The starting point for investing is to pay yourself first. This means saving a percentage of your income and transferring it to a separate investment account each time you get paid. This is called dollar cost averaging. If you invest 10-15% of your income for 30-40 years in low-cost total market index funds, you should have a comfortable retirement. If you cannot afford to save 10% of your income when you start investing, it's ok to start with a smaller percentage. The most important thing you can do is get started. As your income increases and as you are able you can increase your savings rate.
The secret of getting ahead is getting started. Mark Twain
Some investors are the beneficiaries of inheritances and receive a lump sum of money. This windfall can be a small or large sum of money. It is generally advantageous to invest a lump sum of money right away to get the best returns, however this can create feelings of buyer's remorse should your investment go down immediately. To mitigate these feelings, you can invest the lump sum in two or three different chunks on different dates. If the market goes up after your first investment, you will be grateful for that investment. If the market goes down after your first investment, you will be grateful for your second investment. The ultimate use of an inheritance is a personal decision, however if you want to make a portion of it last a lifetime you will need to invest it according to your investment strategy.
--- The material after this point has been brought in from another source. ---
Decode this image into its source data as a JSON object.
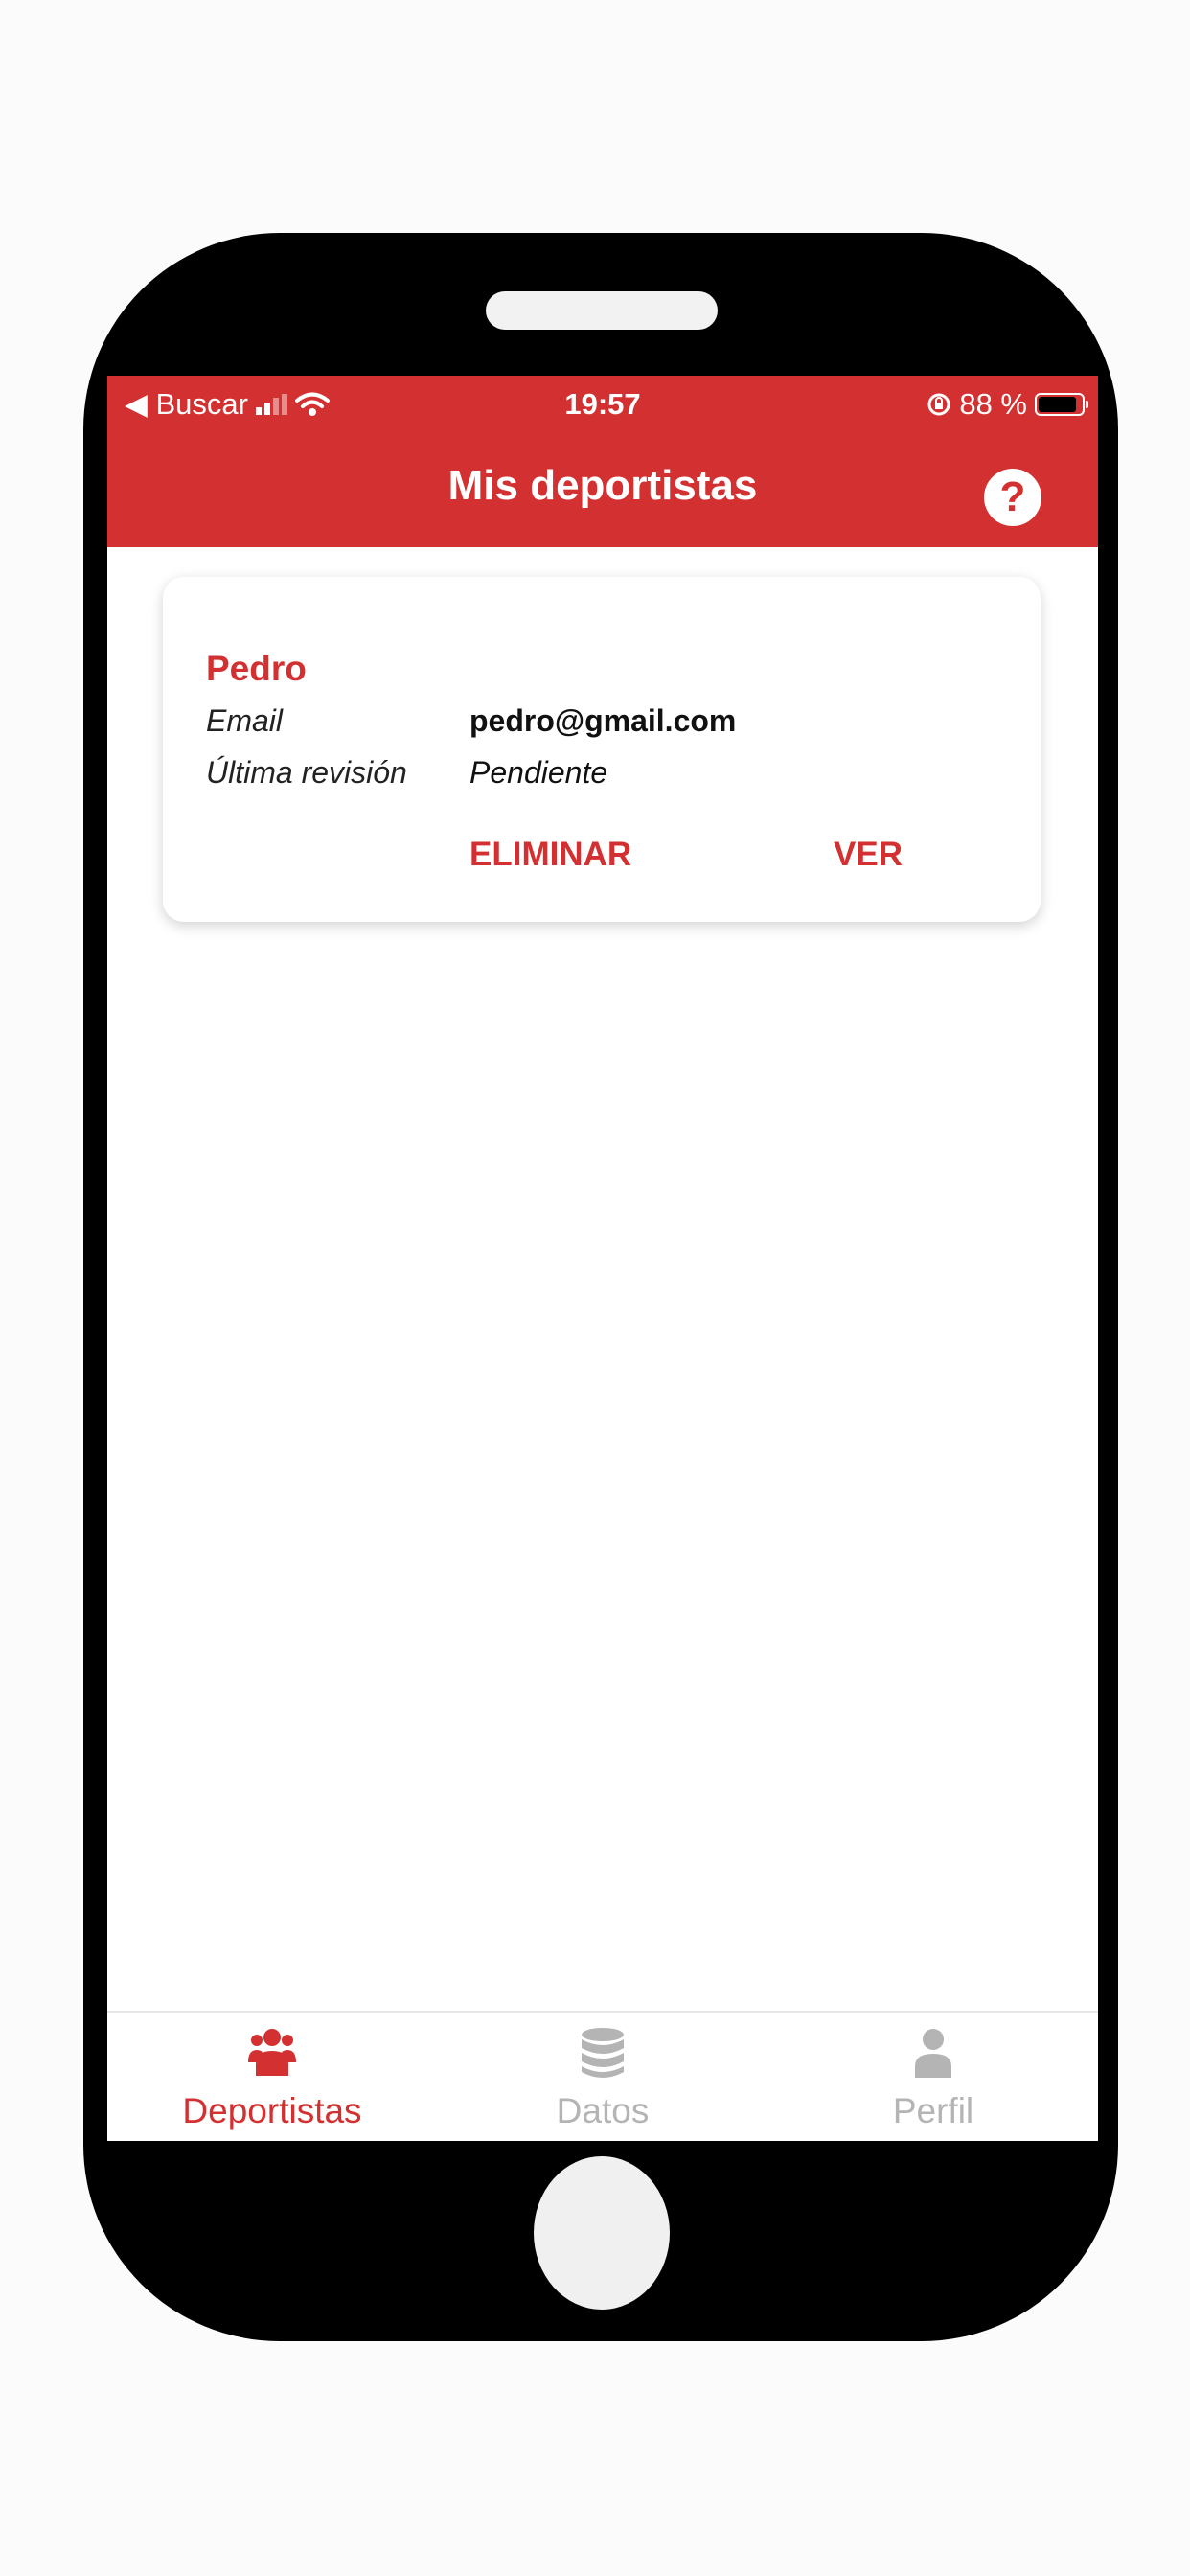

The best source of money for investing is capital gains and dividends. Your ultimate goal is to make your money work for you as a replacement for you working for your money. It takes a lifetime of saving and investing to meet this goal in retirement. Once your investment income exceeds your spending you reach financial independence.
Dollar cost averaging works by investing automatically according to your investment strategy at regular intervals. Because markets are always moving, DCA allows you to buy shares at different prices allowing you to pay the average price for your investments. In the short term market prices fluctuate regularly as illustrated by the daily price movement of the S&P 500 for the past two months below:
Over longer time periods volatility still exists; however, a general upward trend starts to emerge as illustrated by the monthly price movements of the S&P 500 for the past two years below:
Over decades market volatility has historically eased and a general upward trend is visible as illustrated by the yearly price movement of the S&P 500 for the past two decades below:
Buy & hold strategy with low-cost total market index funds is hard to beat
Low maintenance to rebalance portfolio periodically if desired, no need to constantly monitor
Periods of volatility and must have fortitude to Stay the course
Cookie cutter portfolio is not appealing to some investors
Long only portfolio (i.e. no way to profit in declining market)